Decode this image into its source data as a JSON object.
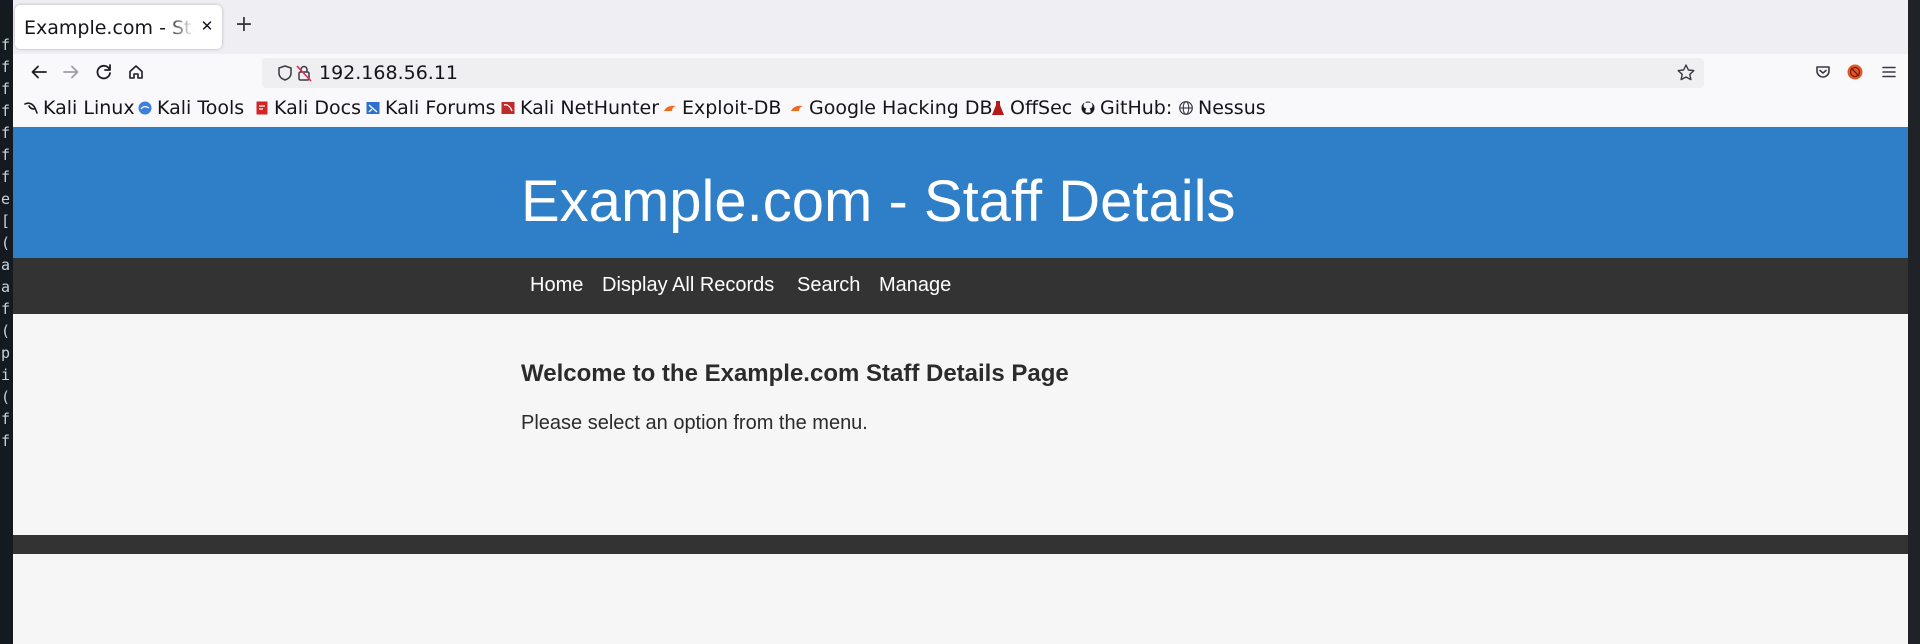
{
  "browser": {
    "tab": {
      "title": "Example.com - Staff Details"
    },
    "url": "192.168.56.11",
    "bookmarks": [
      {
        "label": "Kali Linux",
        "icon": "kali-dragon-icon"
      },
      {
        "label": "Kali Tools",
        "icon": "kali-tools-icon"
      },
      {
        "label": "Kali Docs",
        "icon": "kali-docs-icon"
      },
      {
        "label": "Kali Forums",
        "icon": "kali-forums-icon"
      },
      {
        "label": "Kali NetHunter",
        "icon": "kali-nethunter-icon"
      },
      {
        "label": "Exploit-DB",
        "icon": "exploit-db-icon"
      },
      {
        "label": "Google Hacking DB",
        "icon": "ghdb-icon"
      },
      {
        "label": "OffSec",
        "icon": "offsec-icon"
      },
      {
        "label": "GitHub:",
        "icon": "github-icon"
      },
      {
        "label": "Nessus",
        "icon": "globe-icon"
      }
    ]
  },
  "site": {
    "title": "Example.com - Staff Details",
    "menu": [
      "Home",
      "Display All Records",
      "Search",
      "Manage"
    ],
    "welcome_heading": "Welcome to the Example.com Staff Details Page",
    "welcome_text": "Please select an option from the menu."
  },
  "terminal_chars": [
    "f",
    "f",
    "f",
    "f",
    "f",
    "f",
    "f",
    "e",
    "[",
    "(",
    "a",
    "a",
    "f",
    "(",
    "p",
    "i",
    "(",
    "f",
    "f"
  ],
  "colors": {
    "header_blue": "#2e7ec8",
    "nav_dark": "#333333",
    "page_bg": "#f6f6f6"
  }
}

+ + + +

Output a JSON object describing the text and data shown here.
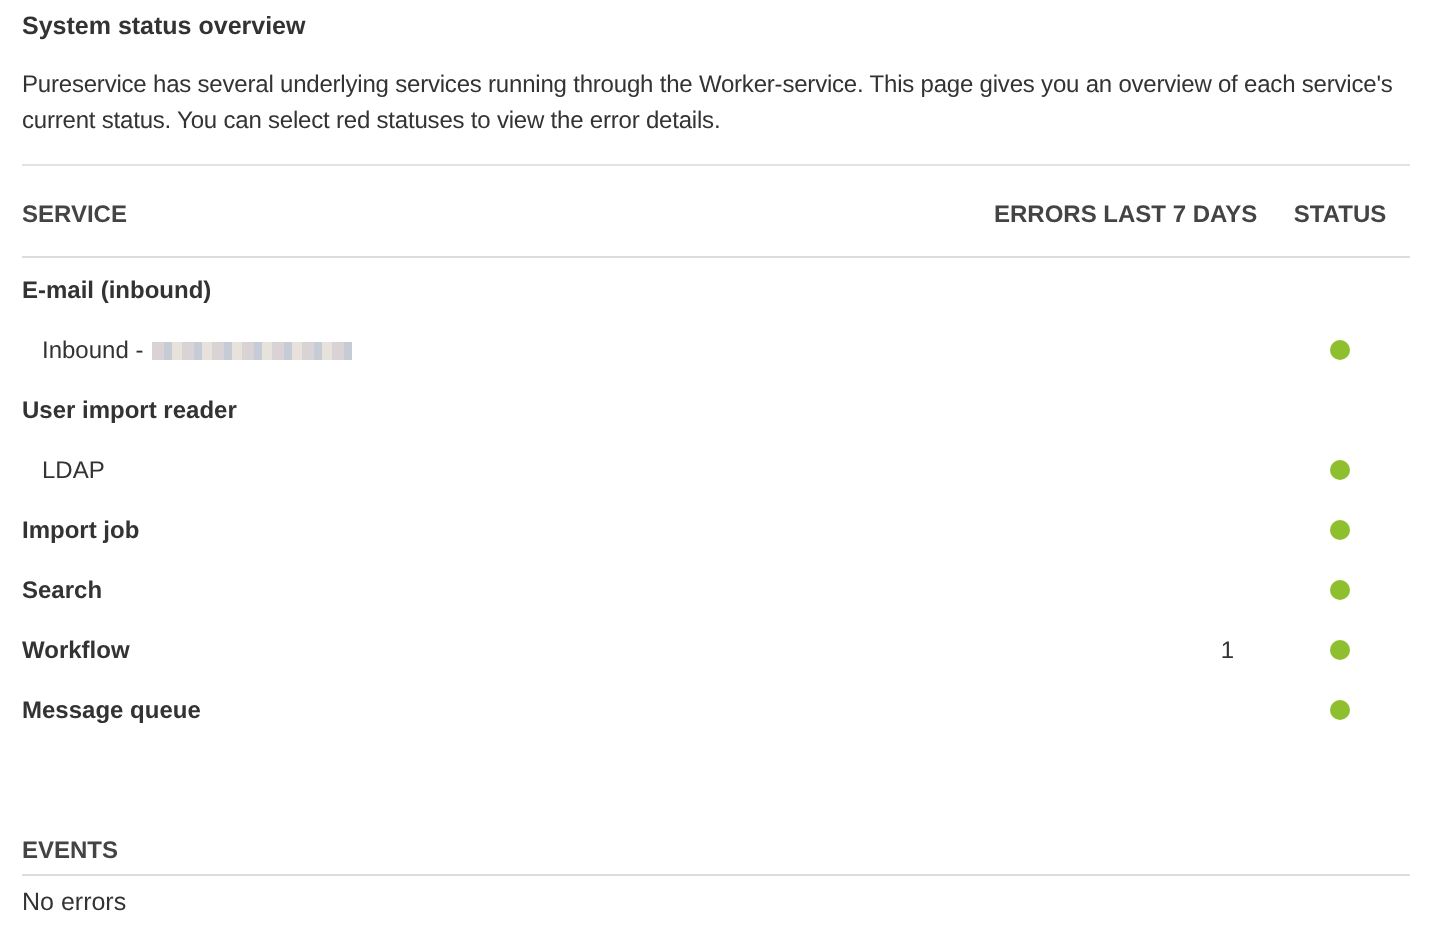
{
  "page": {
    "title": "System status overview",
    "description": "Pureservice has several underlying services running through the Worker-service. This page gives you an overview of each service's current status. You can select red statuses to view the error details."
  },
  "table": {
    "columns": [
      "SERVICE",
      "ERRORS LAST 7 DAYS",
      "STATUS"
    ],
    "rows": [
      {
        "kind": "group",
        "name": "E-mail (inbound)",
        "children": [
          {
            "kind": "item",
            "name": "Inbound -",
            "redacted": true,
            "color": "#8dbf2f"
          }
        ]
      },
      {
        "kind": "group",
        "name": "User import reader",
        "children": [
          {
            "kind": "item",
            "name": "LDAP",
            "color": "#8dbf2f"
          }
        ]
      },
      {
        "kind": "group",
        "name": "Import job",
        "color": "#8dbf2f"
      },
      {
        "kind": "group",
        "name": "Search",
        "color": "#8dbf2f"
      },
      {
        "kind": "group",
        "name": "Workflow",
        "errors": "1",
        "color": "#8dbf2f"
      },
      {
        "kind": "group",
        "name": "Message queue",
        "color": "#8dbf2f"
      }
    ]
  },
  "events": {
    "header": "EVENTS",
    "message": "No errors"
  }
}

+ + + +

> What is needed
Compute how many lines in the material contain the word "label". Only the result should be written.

> Written response
10